Top of Record set

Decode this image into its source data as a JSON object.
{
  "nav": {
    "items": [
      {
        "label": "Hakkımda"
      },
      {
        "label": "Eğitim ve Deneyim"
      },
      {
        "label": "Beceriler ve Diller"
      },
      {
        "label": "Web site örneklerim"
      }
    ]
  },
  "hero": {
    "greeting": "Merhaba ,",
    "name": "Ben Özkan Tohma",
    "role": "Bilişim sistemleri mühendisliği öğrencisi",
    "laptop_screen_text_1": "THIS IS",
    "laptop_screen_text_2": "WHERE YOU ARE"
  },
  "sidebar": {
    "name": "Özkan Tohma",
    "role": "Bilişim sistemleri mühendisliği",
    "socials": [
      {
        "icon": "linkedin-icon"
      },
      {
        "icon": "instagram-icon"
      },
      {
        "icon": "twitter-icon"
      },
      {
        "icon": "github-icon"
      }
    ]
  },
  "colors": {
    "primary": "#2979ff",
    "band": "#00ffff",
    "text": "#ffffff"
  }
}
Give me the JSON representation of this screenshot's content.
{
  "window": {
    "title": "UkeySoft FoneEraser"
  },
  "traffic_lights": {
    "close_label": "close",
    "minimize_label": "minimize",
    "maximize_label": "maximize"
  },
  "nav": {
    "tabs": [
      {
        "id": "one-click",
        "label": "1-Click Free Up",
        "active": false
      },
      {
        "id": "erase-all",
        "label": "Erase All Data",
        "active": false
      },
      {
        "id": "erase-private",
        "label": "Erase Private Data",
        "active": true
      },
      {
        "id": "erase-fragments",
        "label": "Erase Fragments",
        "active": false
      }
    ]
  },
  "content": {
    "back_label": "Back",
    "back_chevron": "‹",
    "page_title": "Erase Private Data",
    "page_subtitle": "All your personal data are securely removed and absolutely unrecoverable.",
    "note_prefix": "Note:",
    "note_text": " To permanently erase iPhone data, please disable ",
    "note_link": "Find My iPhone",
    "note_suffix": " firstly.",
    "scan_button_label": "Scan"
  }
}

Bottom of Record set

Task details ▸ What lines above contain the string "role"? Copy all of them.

Solution below ▸
    "role": "Bilişim sistemleri mühendisliği öğrencisi",
    "role": "Bilişim sistemleri mühendisliği",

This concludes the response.